● Your task: Check each line of the records for "structured"; collect those that have it.

● Data under study:
= Beginning of Section =

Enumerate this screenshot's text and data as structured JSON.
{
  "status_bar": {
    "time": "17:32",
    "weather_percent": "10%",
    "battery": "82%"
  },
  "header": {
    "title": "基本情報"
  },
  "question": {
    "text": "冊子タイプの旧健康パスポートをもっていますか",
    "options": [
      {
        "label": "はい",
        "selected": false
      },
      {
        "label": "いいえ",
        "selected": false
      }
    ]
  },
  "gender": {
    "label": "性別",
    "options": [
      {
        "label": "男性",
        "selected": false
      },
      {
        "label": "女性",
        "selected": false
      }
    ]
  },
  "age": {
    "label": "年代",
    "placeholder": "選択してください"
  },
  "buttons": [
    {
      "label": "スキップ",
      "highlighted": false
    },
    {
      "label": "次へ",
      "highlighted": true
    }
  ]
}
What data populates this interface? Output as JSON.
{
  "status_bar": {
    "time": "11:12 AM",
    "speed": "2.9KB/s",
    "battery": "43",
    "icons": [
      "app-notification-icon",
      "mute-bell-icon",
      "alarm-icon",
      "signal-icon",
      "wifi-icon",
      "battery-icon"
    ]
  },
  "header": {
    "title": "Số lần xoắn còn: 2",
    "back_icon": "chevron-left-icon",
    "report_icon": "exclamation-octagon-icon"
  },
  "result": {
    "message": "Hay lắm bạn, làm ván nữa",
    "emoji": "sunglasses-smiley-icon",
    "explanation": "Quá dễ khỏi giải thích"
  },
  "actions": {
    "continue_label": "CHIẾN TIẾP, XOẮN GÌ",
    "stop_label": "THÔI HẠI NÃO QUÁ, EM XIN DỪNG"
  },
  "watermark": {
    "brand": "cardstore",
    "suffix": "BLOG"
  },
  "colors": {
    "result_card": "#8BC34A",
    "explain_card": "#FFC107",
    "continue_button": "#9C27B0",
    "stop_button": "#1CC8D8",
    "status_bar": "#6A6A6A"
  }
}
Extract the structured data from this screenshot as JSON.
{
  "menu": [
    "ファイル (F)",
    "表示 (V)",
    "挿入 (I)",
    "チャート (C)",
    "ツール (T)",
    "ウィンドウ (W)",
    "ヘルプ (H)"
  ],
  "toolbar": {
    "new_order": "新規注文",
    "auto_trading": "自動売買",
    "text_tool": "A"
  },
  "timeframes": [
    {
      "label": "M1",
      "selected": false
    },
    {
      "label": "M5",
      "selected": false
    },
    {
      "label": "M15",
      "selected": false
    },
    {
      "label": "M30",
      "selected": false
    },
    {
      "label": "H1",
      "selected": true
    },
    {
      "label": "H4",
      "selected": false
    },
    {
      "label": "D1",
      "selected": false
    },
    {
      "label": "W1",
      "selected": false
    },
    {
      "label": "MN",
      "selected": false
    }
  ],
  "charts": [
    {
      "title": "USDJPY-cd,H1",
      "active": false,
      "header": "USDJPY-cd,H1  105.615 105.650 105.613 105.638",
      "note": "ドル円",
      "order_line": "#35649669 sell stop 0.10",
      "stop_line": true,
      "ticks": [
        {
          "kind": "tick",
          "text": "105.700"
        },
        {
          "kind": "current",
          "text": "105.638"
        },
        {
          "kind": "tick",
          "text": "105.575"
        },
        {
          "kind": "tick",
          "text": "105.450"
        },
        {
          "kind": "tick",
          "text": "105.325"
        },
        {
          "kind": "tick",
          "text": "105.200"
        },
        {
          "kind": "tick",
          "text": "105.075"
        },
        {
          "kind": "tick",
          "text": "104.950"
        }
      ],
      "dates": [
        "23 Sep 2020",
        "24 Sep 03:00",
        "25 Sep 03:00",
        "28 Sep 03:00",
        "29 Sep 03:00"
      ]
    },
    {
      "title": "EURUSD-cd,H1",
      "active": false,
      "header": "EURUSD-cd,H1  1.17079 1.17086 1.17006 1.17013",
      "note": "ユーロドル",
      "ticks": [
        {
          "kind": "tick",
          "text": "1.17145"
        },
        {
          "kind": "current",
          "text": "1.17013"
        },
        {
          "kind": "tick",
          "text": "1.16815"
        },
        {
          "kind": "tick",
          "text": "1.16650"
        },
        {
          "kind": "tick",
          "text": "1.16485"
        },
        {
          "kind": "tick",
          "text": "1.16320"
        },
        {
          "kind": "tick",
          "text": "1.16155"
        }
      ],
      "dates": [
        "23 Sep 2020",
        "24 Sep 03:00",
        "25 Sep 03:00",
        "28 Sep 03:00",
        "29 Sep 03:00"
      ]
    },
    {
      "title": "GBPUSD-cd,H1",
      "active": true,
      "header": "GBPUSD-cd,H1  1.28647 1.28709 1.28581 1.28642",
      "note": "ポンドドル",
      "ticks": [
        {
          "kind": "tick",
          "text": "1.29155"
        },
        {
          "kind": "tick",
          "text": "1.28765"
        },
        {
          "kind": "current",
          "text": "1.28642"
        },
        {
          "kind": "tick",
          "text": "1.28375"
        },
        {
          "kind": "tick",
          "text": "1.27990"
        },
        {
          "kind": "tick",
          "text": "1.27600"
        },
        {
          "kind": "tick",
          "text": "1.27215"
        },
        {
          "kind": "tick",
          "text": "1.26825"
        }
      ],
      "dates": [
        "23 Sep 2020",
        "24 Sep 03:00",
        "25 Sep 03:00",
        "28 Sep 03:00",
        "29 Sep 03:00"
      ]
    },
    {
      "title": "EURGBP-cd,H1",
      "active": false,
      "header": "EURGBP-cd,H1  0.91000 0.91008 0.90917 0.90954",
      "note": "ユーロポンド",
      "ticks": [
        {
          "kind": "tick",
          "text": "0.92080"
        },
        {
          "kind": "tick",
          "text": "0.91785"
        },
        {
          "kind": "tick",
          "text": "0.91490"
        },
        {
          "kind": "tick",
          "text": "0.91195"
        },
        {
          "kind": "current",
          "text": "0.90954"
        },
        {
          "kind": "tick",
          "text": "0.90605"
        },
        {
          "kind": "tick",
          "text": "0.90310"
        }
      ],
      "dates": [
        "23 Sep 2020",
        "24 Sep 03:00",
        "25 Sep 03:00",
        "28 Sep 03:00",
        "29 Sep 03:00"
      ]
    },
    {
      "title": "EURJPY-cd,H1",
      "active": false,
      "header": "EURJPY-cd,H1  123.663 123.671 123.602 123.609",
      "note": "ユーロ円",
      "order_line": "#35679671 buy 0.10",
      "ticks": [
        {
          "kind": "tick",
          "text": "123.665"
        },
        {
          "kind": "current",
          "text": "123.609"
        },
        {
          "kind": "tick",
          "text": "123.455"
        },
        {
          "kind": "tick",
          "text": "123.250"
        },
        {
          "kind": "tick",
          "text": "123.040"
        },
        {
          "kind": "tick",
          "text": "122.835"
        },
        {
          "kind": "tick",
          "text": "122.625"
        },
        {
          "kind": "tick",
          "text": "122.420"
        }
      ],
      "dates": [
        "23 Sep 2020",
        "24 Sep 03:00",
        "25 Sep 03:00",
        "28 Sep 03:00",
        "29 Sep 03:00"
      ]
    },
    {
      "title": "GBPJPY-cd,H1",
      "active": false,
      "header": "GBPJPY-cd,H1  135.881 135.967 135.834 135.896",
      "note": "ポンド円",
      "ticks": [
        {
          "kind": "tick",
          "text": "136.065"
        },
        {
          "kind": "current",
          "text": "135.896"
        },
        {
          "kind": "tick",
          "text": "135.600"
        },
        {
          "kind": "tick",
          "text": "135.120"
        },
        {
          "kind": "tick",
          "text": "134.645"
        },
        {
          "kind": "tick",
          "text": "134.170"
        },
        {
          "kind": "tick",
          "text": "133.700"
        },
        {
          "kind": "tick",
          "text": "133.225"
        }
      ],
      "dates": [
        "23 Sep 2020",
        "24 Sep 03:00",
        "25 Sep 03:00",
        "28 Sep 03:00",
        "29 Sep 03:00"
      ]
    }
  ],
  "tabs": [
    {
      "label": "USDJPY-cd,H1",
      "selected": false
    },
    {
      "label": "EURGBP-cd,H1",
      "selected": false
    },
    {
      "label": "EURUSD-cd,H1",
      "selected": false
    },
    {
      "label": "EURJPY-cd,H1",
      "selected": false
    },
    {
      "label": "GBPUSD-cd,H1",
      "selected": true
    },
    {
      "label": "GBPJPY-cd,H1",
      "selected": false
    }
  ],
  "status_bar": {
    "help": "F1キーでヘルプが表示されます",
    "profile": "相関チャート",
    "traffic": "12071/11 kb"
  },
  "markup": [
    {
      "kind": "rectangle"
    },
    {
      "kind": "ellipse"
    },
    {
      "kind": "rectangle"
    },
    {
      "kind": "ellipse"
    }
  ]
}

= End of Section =

● Answer to this task:
Enumerate this screenshot's text and data as structured JSON.
Extract the structured data from this screenshot as JSON.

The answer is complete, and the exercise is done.